“Fenway has changed,” says O’Brien, who nagged the Red Sox so much that they eventually built photo pits at the end of the dugouts. “The fans were a lot more reserved back then. They wore jackets and ties to go to the ballgame. I wore a jacket and tie to cover the ballgame.” But O’Brien wasn’t into hero-worshiping the athletes. He treated everyone the same. And he had one rule for getting the best shots: Don’t ask for special-access permission. Just go.
It was a different era. Yaz, the highest paid player, made $50,000 a year, and most of his teammates earned less than half that. Ballplayers routinely worked second jobs in the offseason. Yastrzemski worked for Portland Printing. Lonborg pitched in Venezuela for poco dinero. “I was the same age as them,” O’Brien, now 75 and retired, recalls. “Back in those days they didn’t make a lot of money, and they were much more down-to-earth people.”
“It was almost like he was part of the team,” says former Globe managing editor Tom Mulvoy. For one thing, O’Brien had total access. He got shots of Yaz getting a massage, “Boomer” (first baseman George Scott) on the bus, Lonborg icing down his elbow.
The elbow-icing photo sparks a memory for Lonborg, today a retired dentist in Scituate. “A reporter at this moment asked me if the game was more mental than physical,” says Lonborg, who won 22 games in ’67. “I replied that if it was more mental than physical, I would be icing my head.”
O’Brien chronicles the shy but overachieving Yaz, who wins the Triple Crown that year. “Everything he did turned to gold,” he says. “Yaz was very intense,” he adds, describing how number 8 would grind his batting helmet into his head on deck in anticipation of his next at-bat. Only after the game could he relax.
Outfielder Ken “Hawk” Harrelson, acquired late in the season, can’t remember names, so he calls everybody “Big Guy.” When O’Brien names his dog Big Guy, the Hawk is offended.
“You named your dog after me?” he asks.
“Don’t take it personally,” O’Brien replies.
There are no pregame hugs around the batting cage in those days. The opponent is truly the enemy. “They would have sooner shot themselves than do that,” says O’Brien. “They’d go out there every day and want to kill the other team. Now it’s everybody hugging everybody.”
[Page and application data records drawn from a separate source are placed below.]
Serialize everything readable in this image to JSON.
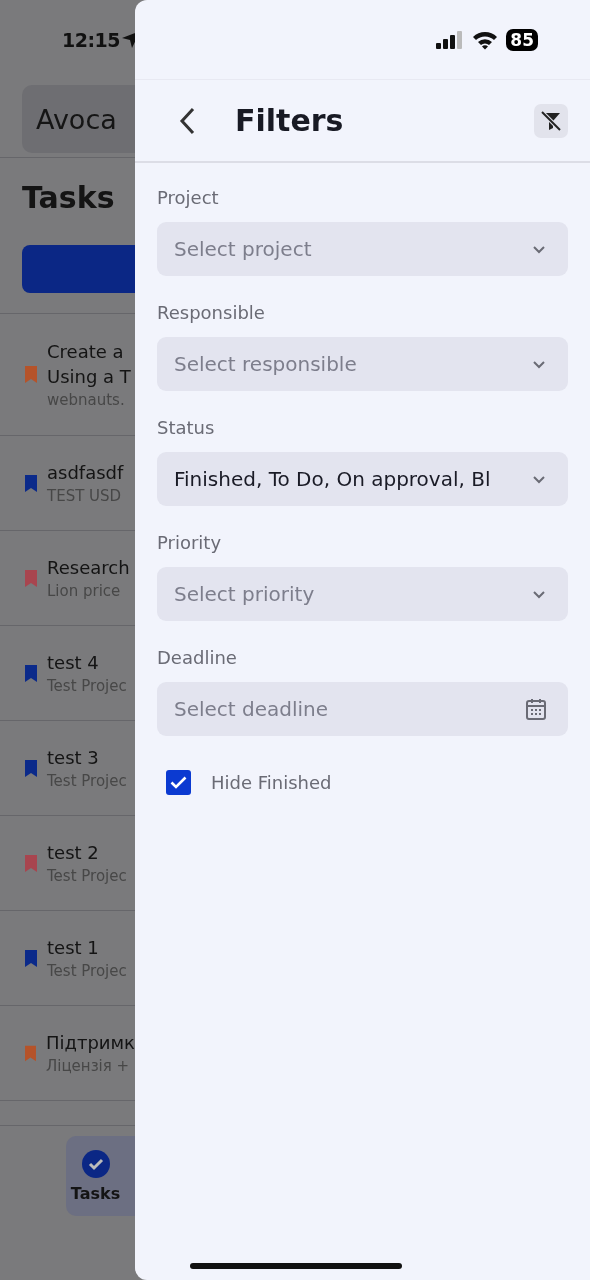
{
  "status_bar": {
    "time": "12:15",
    "battery": "85"
  },
  "background": {
    "workspace": "Avoca",
    "title": "Tasks",
    "tasks": [
      {
        "lines": [
          "Create a",
          "Using a T"
        ],
        "subtitle": "webnauts.",
        "color": "#b5532a"
      },
      {
        "lines": [
          "asdfasdf"
        ],
        "subtitle": "TEST USD",
        "color": "#0b2a8a"
      },
      {
        "lines": [
          "Research"
        ],
        "subtitle": "Lion price",
        "color": "#a8454f"
      },
      {
        "lines": [
          "test 4"
        ],
        "subtitle": "Test Projec",
        "color": "#0b2a8a"
      },
      {
        "lines": [
          "test 3"
        ],
        "subtitle": "Test Projec",
        "color": "#0b2a8a"
      },
      {
        "lines": [
          "test 2"
        ],
        "subtitle": "Test Projec",
        "color": "#a8454f"
      },
      {
        "lines": [
          "test 1"
        ],
        "subtitle": "Test Projec",
        "color": "#0b2a8a"
      },
      {
        "lines": [
          "Підтримк"
        ],
        "subtitle": "Ліцензія +",
        "color": "#b5532a"
      }
    ],
    "nav": [
      {
        "label": "Tasks",
        "selected": true
      }
    ]
  },
  "filters": {
    "title": "Filters",
    "fields": [
      {
        "label": "Project",
        "kind": "select",
        "placeholder": "Select project"
      },
      {
        "label": "Responsible",
        "kind": "select",
        "placeholder": "Select responsible"
      },
      {
        "label": "Status",
        "kind": "select",
        "value": "Finished, To Do, On approval, Bl"
      },
      {
        "label": "Priority",
        "kind": "select",
        "placeholder": "Select priority"
      },
      {
        "label": "Deadline",
        "kind": "date",
        "placeholder": "Select deadline"
      }
    ],
    "hide_finished": {
      "label": "Hide Finished",
      "checked": true
    }
  }
}
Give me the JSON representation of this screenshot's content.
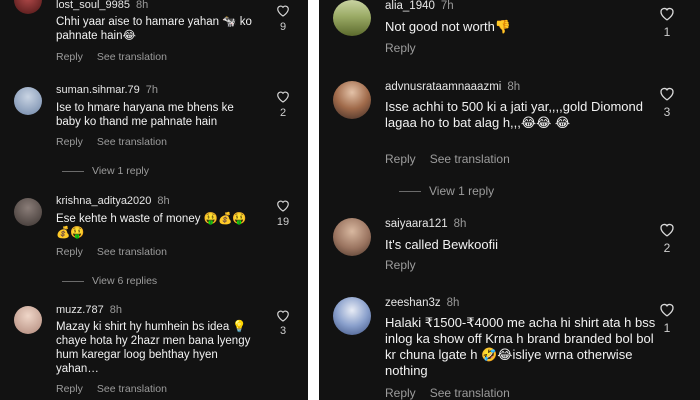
{
  "left_panel": {
    "comments": [
      {
        "username": "lost_soul_9985",
        "time": "8h",
        "text": "Chhi yaar aise to hamare yahan 🐄 ko pahnate hain😂",
        "reply": "Reply",
        "see_translation": "See translation",
        "likes": "9"
      },
      {
        "username": "suman.sihmar.79",
        "time": "7h",
        "text": "Ise to hmare haryana me bhens ke baby ko thand me pahnate hain",
        "reply": "Reply",
        "see_translation": "See translation",
        "likes": "2",
        "view_replies": "View 1 reply"
      },
      {
        "username": "krishna_aditya2020",
        "time": "8h",
        "text": "Ese kehte h waste of money 🤑💰🤑 💰🤑",
        "reply": "Reply",
        "see_translation": "See translation",
        "likes": "19",
        "view_replies": "View 6 replies"
      },
      {
        "username": "muzz.787",
        "time": "8h",
        "text": "Mazay ki shirt hy humhein bs idea 💡 chaye hota hy 2hazr men bana lyengy hum karegar loog behthay hyen yahan…",
        "reply": "Reply",
        "see_translation": "See translation",
        "likes": "3"
      }
    ]
  },
  "right_panel": {
    "comments": [
      {
        "username": "alia_1940",
        "time": "7h",
        "text": "Not good not worth👎",
        "reply": "Reply",
        "likes": "1"
      },
      {
        "username": "advnusrataamnaaazmi",
        "time": "8h",
        "text": "Isse achhi to 500 ki a jati yar,,,,gold Diomond lagaa ho to bat alag h,,,😂😂 😂",
        "reply": "Reply",
        "see_translation": "See translation",
        "likes": "3",
        "view_replies": "View 1 reply"
      },
      {
        "username": "saiyaara121",
        "time": "8h",
        "text": "It's called Bewkoofii",
        "reply": "Reply",
        "likes": "2"
      },
      {
        "username": "zeeshan3z",
        "time": "8h",
        "text": "Halaki ₹1500-₹4000 me acha hi shirt ata h bss inlog ka show off Krna h brand branded bol bol kr chuna lgate h 🤣😂isliye wrna otherwise nothing",
        "reply": "Reply",
        "see_translation": "See translation",
        "likes": "1"
      }
    ]
  },
  "avatar_colors": [
    "#7a2a2a",
    "#8fa3c0",
    "#6a5f5a",
    "#d8b8a8",
    "#6f7d3a",
    "#b48a70",
    "#a58a6a",
    "#5a7ab8"
  ]
}
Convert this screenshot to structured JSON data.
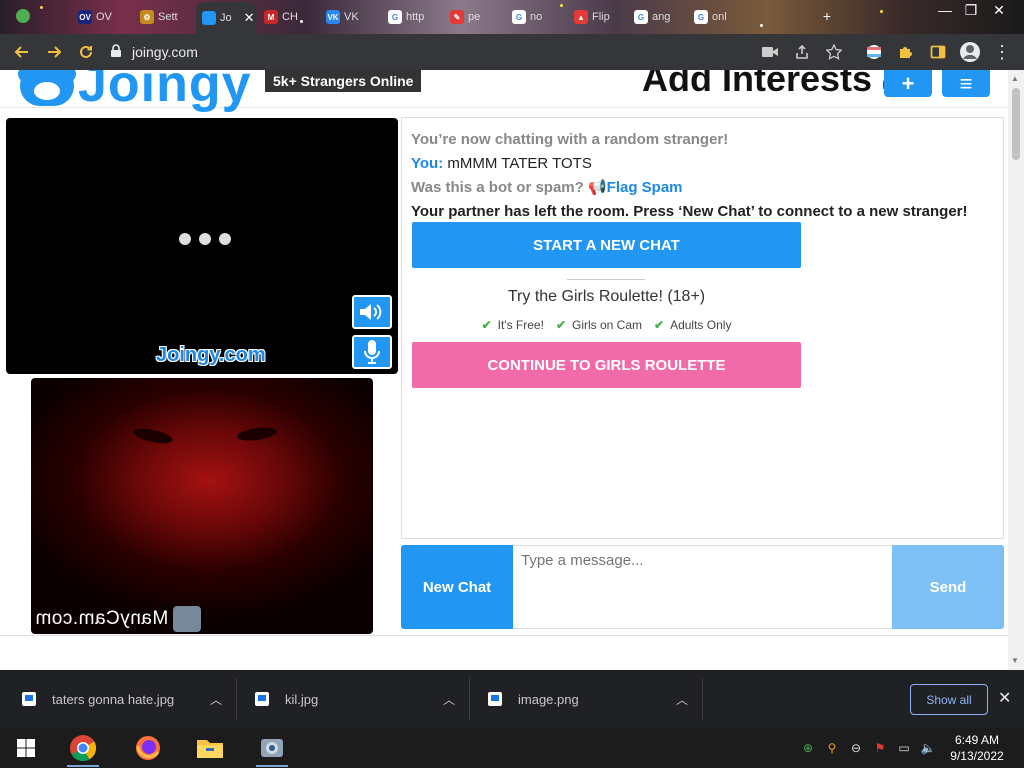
{
  "browser": {
    "tabs": [
      {
        "label": "OV",
        "fav": "OV",
        "color": "#1a237e"
      },
      {
        "label": "Sett",
        "fav": "⚙",
        "color": "#c58a1b"
      },
      {
        "label": "Jo",
        "fav": "",
        "color": "#2196f3",
        "active": true
      },
      {
        "label": "CH",
        "fav": "M",
        "color": "#c62828"
      },
      {
        "label": "VK",
        "fav": "VK",
        "color": "#2787f5"
      },
      {
        "label": "http",
        "fav": "G",
        "color": "#ffffff"
      },
      {
        "label": "pe",
        "fav": "✎",
        "color": "#e53935"
      },
      {
        "label": "no",
        "fav": "G",
        "color": "#ffffff"
      },
      {
        "label": "Flip",
        "fav": "▲",
        "color": "#e53935"
      },
      {
        "label": "ang",
        "fav": "G",
        "color": "#ffffff"
      },
      {
        "label": "onl",
        "fav": "G",
        "color": "#ffffff"
      }
    ],
    "close_glyph": "✕",
    "url": "joingy.com"
  },
  "header": {
    "logo_text": "Joingy",
    "online_badge": "5k+ Strangers Online",
    "interests_label": "Add Interests",
    "plus_label": "+",
    "menu_label": "≡"
  },
  "video": {
    "stranger_watermark": "Joingy.com",
    "self_watermark": "ManyCam.com"
  },
  "chat": {
    "system_intro": "You’re now chatting with a random stranger!",
    "you_label": "You:",
    "you_message": "mMMM TATER TOTS",
    "spam_question": "Was this a bot or spam?",
    "flag_label": "Flag Spam",
    "partner_left": "Your partner has left the room. Press ‘New Chat’ to connect to a new stranger!",
    "start_button": "START A NEW CHAT",
    "roulette_title": "Try the Girls Roulette! (18+)",
    "roulette_features": [
      "It's Free!",
      "Girls on Cam",
      "Adults Only"
    ],
    "roulette_button": "CONTINUE TO GIRLS ROULETTE"
  },
  "input": {
    "new_chat": "New Chat",
    "placeholder": "Type a message...",
    "send": "Send"
  },
  "downloads": {
    "items": [
      {
        "name": "taters gonna hate.jpg"
      },
      {
        "name": "kil.jpg"
      },
      {
        "name": "image.png"
      }
    ],
    "show_all": "Show all",
    "close": "✕"
  },
  "taskbar": {
    "time": "6:49 AM",
    "date": "9/13/2022"
  }
}
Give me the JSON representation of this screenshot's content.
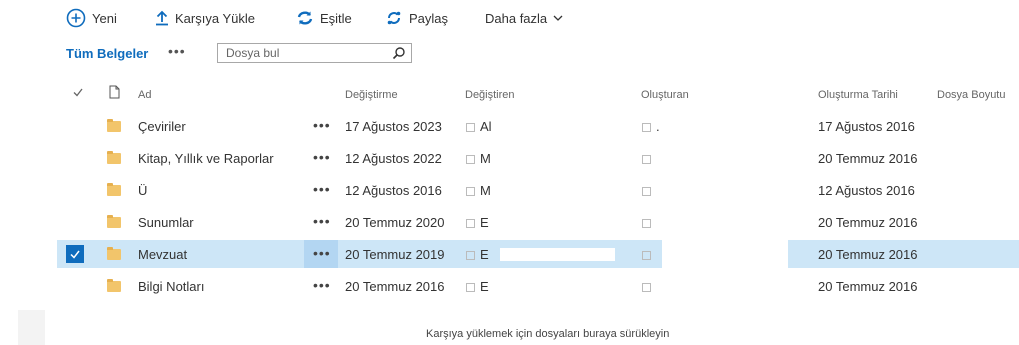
{
  "commands": {
    "new_label": "Yeni",
    "upload_label": "Karşıya Yükle",
    "sync_label": "Eşitle",
    "share_label": "Paylaş",
    "more_label": "Daha fazla"
  },
  "view": {
    "label": "Tüm Belgeler",
    "more": "•••",
    "search_placeholder": "Dosya bul"
  },
  "columns": {
    "name": "Ad",
    "modified": "Değiştirme",
    "modified_by": "Değiştiren",
    "created_by": "Oluşturan",
    "created": "Oluşturma Tarihi",
    "size": "Dosya Boyutu"
  },
  "rows": [
    {
      "name": "Çeviriler",
      "modified": "17 Ağustos 2023",
      "modified_by": "Al",
      "created_by": ".",
      "created": "17 Ağustos 2016",
      "selected": false
    },
    {
      "name": "Kitap, Yıllık ve Raporlar",
      "modified": "12 Ağustos 2022",
      "modified_by": "M",
      "created_by": "",
      "created": "20 Temmuz 2016",
      "selected": false
    },
    {
      "name": "Ü",
      "modified": "12 Ağustos 2016",
      "modified_by": "M",
      "created_by": "",
      "created": "12 Ağustos 2016",
      "selected": false
    },
    {
      "name": "Sunumlar",
      "modified": "20 Temmuz 2020",
      "modified_by": "E",
      "created_by": "",
      "created": "20 Temmuz 2016",
      "selected": false
    },
    {
      "name": "Mevzuat",
      "modified": "20 Temmuz 2019",
      "modified_by": "E",
      "created_by": "",
      "created": "20 Temmuz 2016",
      "selected": true
    },
    {
      "name": "Bilgi Notları",
      "modified": "20 Temmuz 2016",
      "modified_by": "E",
      "created_by": "",
      "created": "20 Temmuz 2016",
      "selected": false
    }
  ],
  "row_more": "•••",
  "drop_hint": "Karşıya yüklemek için dosyaları buraya sürükleyin",
  "colors": {
    "accent": "#0f6cbd",
    "selection": "#cde6f7",
    "folder": "#f2c56b"
  },
  "icons": [
    "add-circle-icon",
    "upload-arrow-icon",
    "sync-icon",
    "share-icon",
    "chevron-down-icon",
    "search-icon",
    "check-icon",
    "document-icon",
    "folder-icon"
  ]
}
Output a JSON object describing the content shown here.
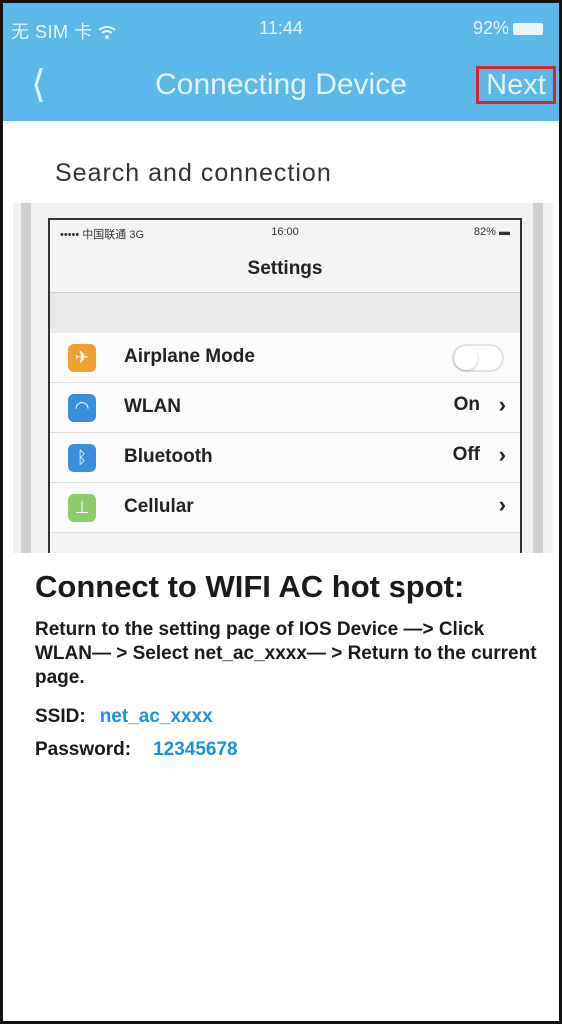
{
  "status_bar": {
    "carrier": "无 SIM 卡 ",
    "wifi_icon": "wifi-icon",
    "time": "11:44",
    "battery": "92%"
  },
  "nav": {
    "back_icon": "chevron-left-icon",
    "title": "Connecting Device",
    "next_label": "Next",
    "accent": "#5cb8e8",
    "highlight": "#d6242c"
  },
  "section_title": "Search and connection",
  "phone": {
    "status": {
      "carrier": "••••• 中国联通  3G",
      "time": "16:00",
      "battery": "82%"
    },
    "title": "Settings",
    "rows": [
      {
        "label": "Airplane Mode",
        "icon": "airplane-icon",
        "color": "#f0a030",
        "value": "",
        "toggle": true
      },
      {
        "label": "WLAN",
        "icon": "wifi-icon",
        "color": "#3a8fdc",
        "value": "On",
        "toggle": false
      },
      {
        "label": "Bluetooth",
        "icon": "bluetooth-icon",
        "color": "#3a8fdc",
        "value": "Off",
        "toggle": false
      },
      {
        "label": "Cellular",
        "icon": "cellular-icon",
        "color": "#8ccc6a",
        "value": "",
        "toggle": false
      }
    ]
  },
  "instructions": {
    "title": "Connect to WIFI AC hot spot:",
    "text": "Return to the setting page of IOS Device —> Click WLAN— > Select net_ac_xxxx— > Return to the current page.",
    "ssid_label": "SSID:",
    "ssid_value": "net_ac_xxxx",
    "password_label": "Password:",
    "password_value": "12345678",
    "value_color": "#1c93d5"
  }
}
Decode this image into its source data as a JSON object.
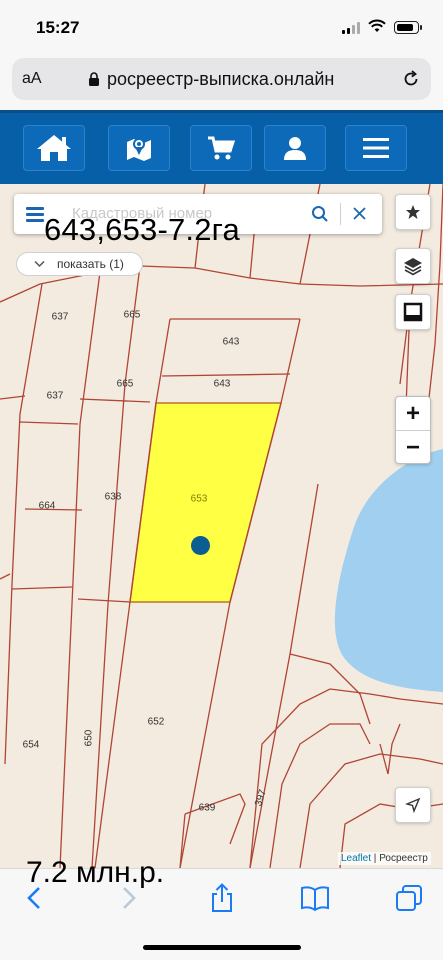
{
  "status_bar": {
    "time": "15:27",
    "battery_level": 0.85
  },
  "browser": {
    "text_size_label": "aA",
    "url": "росреестр-выписка.онлайн"
  },
  "site_nav": {
    "items": [
      {
        "name": "home",
        "icon": "home-icon"
      },
      {
        "name": "map",
        "icon": "map-icon"
      },
      {
        "name": "cart",
        "icon": "cart-icon"
      },
      {
        "name": "account",
        "icon": "user-icon"
      },
      {
        "name": "menu",
        "icon": "hamburger-icon"
      }
    ],
    "accent_color": "#075fa8"
  },
  "map": {
    "search_placeholder": "Кадастровый номер",
    "overlay_title": "643,653-7.2га",
    "show_chip_label": "показать (1)",
    "highlight_color": "#ffff44",
    "water_color": "#a0cff0",
    "parcel_labels": [
      {
        "id": "p637a",
        "text": "637"
      },
      {
        "id": "p665a",
        "text": "665"
      },
      {
        "id": "p643a",
        "text": "643"
      },
      {
        "id": "p637b",
        "text": "637"
      },
      {
        "id": "p665b",
        "text": "665"
      },
      {
        "id": "p643b",
        "text": "643"
      },
      {
        "id": "p664",
        "text": "664"
      },
      {
        "id": "p638",
        "text": "638"
      },
      {
        "id": "p653",
        "text": "653"
      },
      {
        "id": "p650",
        "text": "650"
      },
      {
        "id": "p652",
        "text": "652"
      },
      {
        "id": "p654",
        "text": "654"
      },
      {
        "id": "p639",
        "text": "639"
      },
      {
        "id": "p397",
        "text": "397"
      }
    ],
    "attribution_leaflet": "Leaflet",
    "attribution_sep": " | ",
    "attribution_source": "Росреестр",
    "zoom_in": "+",
    "zoom_out": "−"
  },
  "price_overlay": "7.2 млн.р.",
  "toolbar": {
    "items": [
      "back-icon",
      "forward-icon",
      "share-icon",
      "bookmarks-icon",
      "tabs-icon"
    ]
  }
}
O’Brien, who as a kid used to start out on the trolley from Neponset to get to the Fenway bleachers, had a front-row seat to everything. “I sat at the [clubhouse] card table every day and kibitzed with them — oh, my God, you could never do that now.”
The Sox won the pennant on the last day of the season in one of the tightest races in baseball history. They beat Minnesota but had to wait for Detroit to lose before clinching their first pennant in 21 years. “We sat there like a bunch of statues listening to the game on the radio,” O’Brien recalls.
The celebration is joyful and spontaneous.
“Oh, they’re canned today. Carefully scripted,” he says. “Back then, it was shaving cream and beer. Now it’s freaking champagne and goggles.”
In the World Series, the Sox take the powerhouse St. Louis Cardinals to a deciding seventh game before losing. O’Brien remembers the quiet of the Sox clubhouse, with some players weeping. He shoots only single frames that day, giving his motor drive a rest out of respect for the players’ pain. “It was pretty tough,” he recalls. “They damned near beat a better team. Everybody was pretty crushed — they had put their heart and soul into this thing.”
He kept his own emotions in check. “It was my job to make pictures, it wasn’t my job to be crushed,” he says. The team, though, would remain his favorite in a 43-year career. The players won the hearts of New England then and sparked a baseball fever that endures today.
“They were young and crazy and I was young and crazy, and it just kind of blended together. It was my first championship.”
Remembering the impossible dream
MORE IMAGES FROM THE ’67 SEASON:
SEE MORE GLOBE FRONT PAGES FROM THE ’67 SEASON
The Globe’s front page from October 2, 1967, after the Red Sox clinched a place in the World Series. To see more front pages from that season, click here.